To do: Wherever a line below holds the word "icon", copy that line.

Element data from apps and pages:
▼▼▼

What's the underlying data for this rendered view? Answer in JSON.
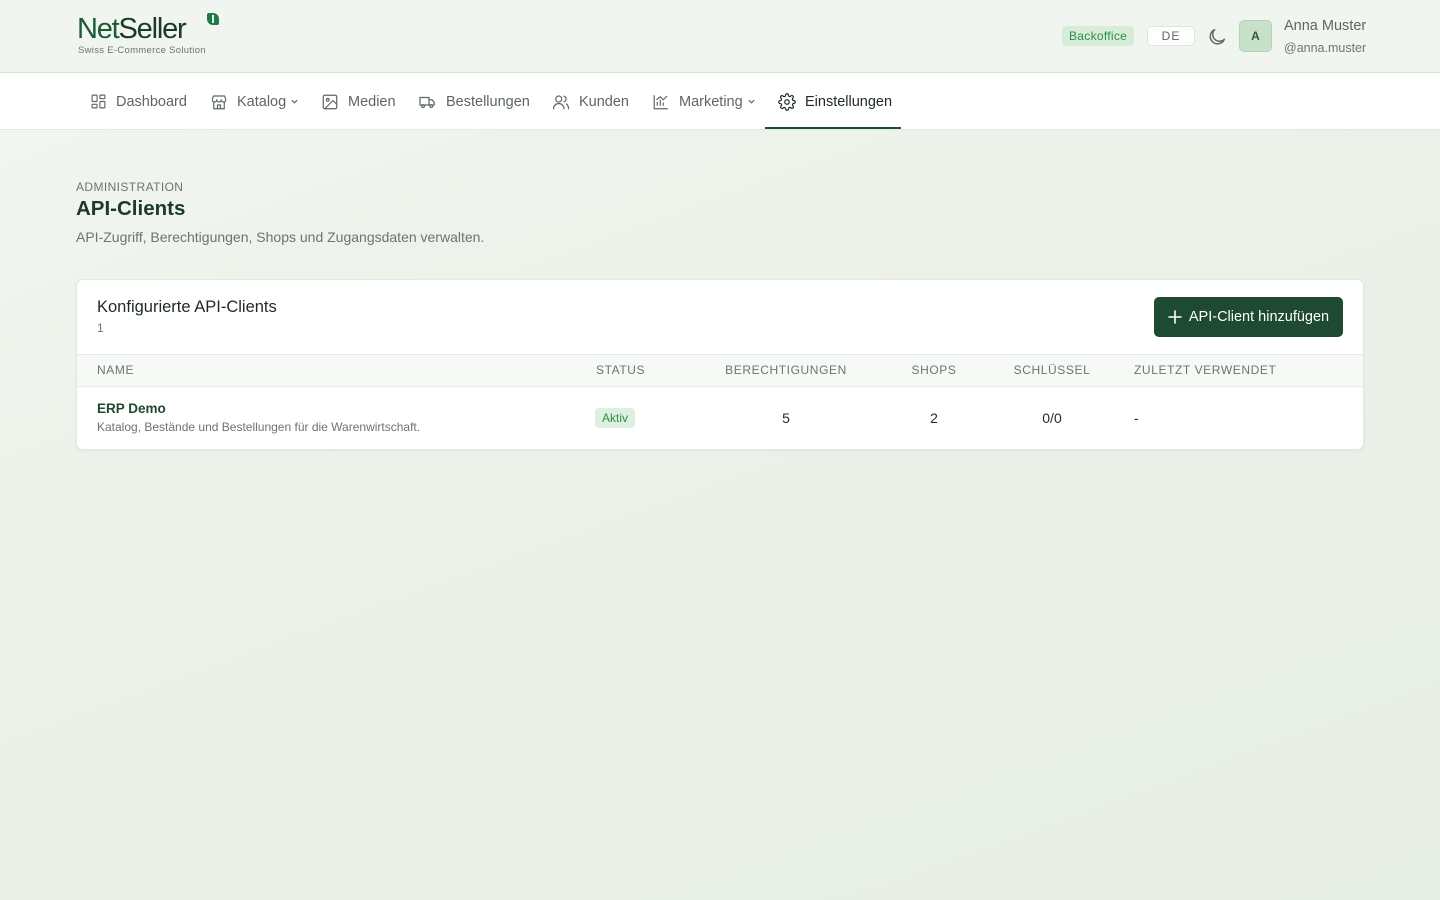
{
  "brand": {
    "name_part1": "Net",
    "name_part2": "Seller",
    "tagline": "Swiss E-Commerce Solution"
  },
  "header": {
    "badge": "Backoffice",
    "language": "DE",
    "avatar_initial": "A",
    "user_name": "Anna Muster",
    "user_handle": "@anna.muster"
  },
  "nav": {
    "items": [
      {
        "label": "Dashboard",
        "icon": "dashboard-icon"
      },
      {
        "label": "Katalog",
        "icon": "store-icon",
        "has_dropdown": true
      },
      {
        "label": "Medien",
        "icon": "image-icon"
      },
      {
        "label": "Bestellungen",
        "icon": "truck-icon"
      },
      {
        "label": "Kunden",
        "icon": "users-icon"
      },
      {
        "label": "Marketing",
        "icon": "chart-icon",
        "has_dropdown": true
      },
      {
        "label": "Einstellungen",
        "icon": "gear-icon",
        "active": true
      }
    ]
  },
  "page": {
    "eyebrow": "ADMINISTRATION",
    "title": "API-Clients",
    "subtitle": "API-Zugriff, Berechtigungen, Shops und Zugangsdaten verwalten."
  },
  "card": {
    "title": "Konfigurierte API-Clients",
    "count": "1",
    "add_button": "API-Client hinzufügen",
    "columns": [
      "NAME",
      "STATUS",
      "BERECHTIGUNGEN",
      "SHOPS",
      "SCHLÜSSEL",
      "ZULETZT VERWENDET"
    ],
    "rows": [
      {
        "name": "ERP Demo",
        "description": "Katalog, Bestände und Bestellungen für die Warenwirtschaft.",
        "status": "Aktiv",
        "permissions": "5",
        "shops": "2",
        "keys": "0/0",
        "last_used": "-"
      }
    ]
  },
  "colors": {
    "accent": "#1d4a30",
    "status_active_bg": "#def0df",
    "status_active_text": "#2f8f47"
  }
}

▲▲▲
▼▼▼

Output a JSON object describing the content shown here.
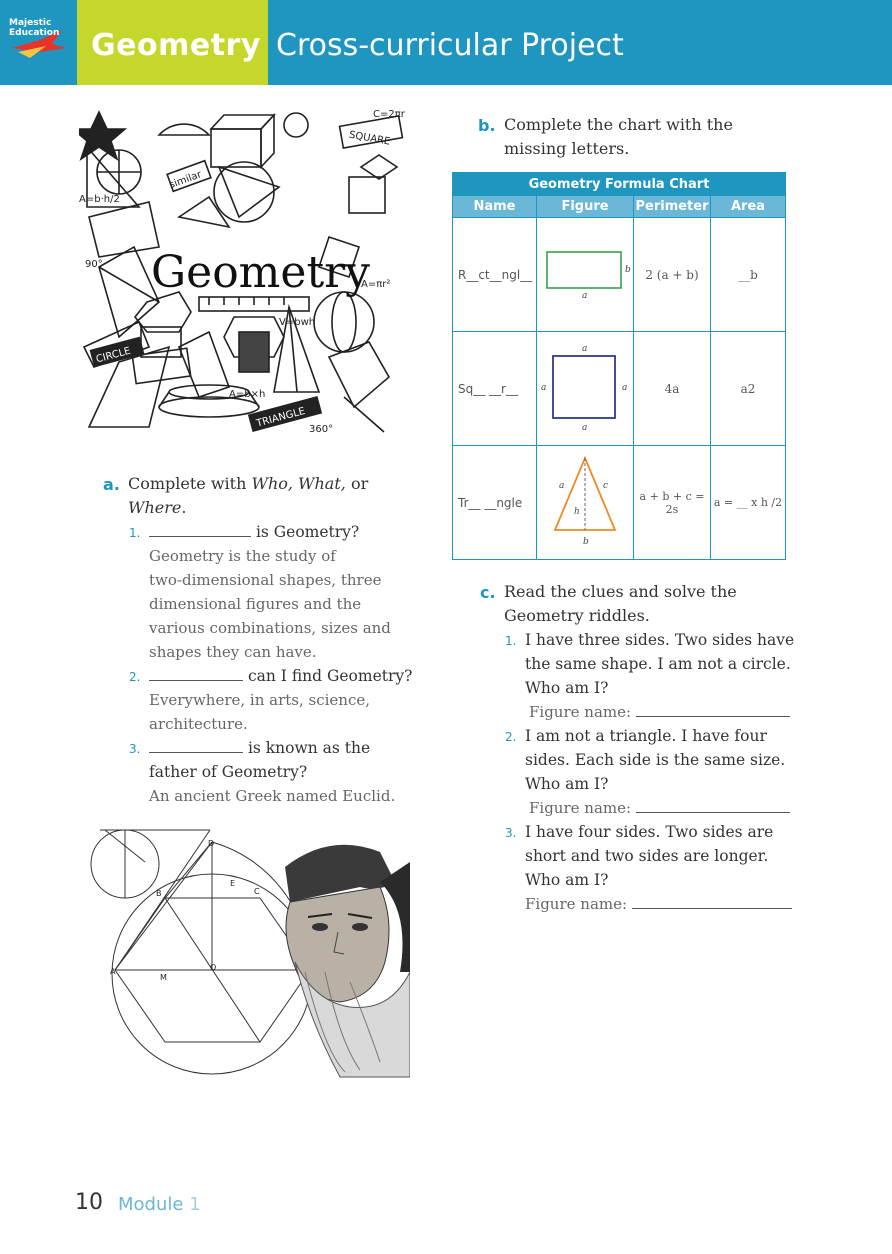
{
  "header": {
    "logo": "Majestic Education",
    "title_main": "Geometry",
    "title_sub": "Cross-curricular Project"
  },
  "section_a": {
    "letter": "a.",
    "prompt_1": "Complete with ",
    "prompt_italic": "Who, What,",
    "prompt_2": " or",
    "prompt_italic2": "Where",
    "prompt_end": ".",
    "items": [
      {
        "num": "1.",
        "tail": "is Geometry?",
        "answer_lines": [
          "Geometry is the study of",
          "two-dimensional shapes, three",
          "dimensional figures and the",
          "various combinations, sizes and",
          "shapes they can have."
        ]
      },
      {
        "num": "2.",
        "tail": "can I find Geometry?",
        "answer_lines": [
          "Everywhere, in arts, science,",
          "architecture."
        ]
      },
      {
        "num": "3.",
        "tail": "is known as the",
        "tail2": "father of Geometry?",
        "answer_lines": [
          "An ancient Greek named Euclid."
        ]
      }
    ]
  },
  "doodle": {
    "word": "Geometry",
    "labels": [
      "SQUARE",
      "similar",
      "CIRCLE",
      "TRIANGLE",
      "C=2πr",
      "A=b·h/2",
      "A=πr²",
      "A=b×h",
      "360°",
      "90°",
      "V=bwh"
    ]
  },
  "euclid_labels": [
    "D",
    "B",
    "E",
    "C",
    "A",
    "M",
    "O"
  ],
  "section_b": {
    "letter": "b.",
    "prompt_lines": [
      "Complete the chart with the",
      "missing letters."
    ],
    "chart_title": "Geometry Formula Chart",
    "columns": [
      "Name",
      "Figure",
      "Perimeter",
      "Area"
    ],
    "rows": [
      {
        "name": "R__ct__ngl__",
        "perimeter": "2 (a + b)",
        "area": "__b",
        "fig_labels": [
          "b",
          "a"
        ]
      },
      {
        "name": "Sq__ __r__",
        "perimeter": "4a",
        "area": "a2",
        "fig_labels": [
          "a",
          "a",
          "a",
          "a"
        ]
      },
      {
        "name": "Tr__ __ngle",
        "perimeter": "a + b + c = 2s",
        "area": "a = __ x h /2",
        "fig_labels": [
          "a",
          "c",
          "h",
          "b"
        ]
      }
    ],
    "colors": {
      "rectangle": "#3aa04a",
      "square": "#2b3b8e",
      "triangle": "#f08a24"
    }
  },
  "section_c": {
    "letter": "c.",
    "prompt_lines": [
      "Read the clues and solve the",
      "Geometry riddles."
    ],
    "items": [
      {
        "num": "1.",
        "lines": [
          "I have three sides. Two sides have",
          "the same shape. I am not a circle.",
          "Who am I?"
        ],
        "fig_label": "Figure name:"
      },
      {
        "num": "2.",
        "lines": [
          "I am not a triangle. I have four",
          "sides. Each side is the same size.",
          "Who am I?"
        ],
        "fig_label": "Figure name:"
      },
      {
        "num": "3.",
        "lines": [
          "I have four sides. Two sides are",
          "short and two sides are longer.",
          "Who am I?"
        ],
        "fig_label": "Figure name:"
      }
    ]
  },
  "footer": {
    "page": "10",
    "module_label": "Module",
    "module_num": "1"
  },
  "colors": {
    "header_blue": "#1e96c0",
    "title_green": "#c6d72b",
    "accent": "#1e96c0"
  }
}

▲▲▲

Worked solution:
        "icon": "dashboard-icon"
        "icon": "store-icon",
        "icon": "image-icon"
        "icon": "truck-icon"
        "icon": "users-icon"
        "icon": "chart-icon",
        "icon": "gear-icon",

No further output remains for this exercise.